Barnard Castle in County Durham benefited from a 20% increase in visitors last year compared with 2019.
Luckily for Mr Cummings – who said he drove there to test his eyesight – the 12th century fortress has an “attractive sensory garden”, according to English Heritage.
The organisation said 2021 was the best year ever for the castle, which is set high on a rock above the River Tees and once belonged to Richard III.
With people encouraged to stay close to home when lockdown ended and uncertainty over foreign travel, English Heritage said many people took the opportunity to visit “hidden local gems”.
Visitors also flocked to Boscobel House in Shropshire, with visitors up 82% on 2019.

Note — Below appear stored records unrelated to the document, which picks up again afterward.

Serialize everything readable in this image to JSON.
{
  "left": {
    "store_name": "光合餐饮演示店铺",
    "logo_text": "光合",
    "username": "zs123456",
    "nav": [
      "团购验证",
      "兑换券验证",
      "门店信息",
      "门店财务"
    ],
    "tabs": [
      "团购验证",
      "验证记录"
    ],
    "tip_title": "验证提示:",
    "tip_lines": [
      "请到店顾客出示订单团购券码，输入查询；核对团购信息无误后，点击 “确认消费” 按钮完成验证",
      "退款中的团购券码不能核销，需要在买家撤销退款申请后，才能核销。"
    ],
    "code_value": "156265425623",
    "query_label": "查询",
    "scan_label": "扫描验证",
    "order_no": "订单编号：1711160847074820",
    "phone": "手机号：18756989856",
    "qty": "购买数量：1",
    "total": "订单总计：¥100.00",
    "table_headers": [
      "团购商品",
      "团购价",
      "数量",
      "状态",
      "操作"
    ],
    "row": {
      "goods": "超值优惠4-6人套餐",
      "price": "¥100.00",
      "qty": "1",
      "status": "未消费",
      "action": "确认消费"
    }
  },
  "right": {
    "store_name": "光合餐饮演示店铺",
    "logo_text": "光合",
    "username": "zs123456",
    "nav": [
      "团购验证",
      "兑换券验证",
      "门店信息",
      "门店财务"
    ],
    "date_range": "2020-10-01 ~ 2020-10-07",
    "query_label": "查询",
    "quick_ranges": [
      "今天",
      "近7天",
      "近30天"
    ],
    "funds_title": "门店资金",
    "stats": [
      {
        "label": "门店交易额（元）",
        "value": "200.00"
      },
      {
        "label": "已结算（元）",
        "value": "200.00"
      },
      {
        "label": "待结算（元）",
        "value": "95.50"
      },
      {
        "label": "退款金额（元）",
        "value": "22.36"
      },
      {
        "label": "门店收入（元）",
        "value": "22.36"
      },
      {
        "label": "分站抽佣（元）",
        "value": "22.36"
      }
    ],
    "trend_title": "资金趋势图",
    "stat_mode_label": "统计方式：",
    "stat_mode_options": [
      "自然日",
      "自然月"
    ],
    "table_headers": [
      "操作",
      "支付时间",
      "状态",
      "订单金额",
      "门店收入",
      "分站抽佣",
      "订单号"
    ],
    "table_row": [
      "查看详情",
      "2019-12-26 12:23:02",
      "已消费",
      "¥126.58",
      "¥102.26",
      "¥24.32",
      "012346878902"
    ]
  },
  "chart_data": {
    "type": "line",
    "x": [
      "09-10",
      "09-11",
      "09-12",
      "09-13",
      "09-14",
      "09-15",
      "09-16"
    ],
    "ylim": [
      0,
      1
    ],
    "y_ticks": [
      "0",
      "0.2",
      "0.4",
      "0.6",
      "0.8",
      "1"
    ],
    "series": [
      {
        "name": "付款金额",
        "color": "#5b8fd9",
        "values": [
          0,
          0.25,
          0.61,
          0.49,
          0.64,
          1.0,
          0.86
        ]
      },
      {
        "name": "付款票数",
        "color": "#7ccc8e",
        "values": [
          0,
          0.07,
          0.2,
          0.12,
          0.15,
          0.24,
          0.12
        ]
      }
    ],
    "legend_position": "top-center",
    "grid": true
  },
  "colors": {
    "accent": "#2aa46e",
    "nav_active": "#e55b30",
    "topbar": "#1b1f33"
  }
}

King Charles II took refuge there after defeat in the Civil War, famously hiding for a day in an oak tree whilst Cromwell’s soldiers searched for him.
“In the past, those lesser known, more intimate local sites in our care have often been overlooked in favour of our more iconic ones, despite having just as rich and important a history,” said English Heritage’s chief executive, Kate Mavor.
“This has been a long and hard pandemic but one silver lining appears to be that with people staying closer to home, they have discovered historic places nearby.”
Another site seeing an uplift was Wrest Park in Bedfordshire – a 19th century chateau-style house – which also had its best year, while the Elizabethan Kirby Hall in Northamptonshire pulled in its most visitors since 2001.
Other big winners were the 900-year-old Kirkham Priory, a former monastery that was also used in the war for testing equipment for D-Day.
Visitors to the site, about half an hour’s drive from York, surged 75% on 2019.
One of Henry VIII’s coastal fortresses, Yarmouth Castle, designed to guard the western entrance to the Solent and prevent capture of the Isle of Wight, also had its best footfall for 18 years.
English Heritage looks after over 400 historic buildings, monuments, and sites across the country.
It said 372,000 people joined last year, taking its membership to more than one million.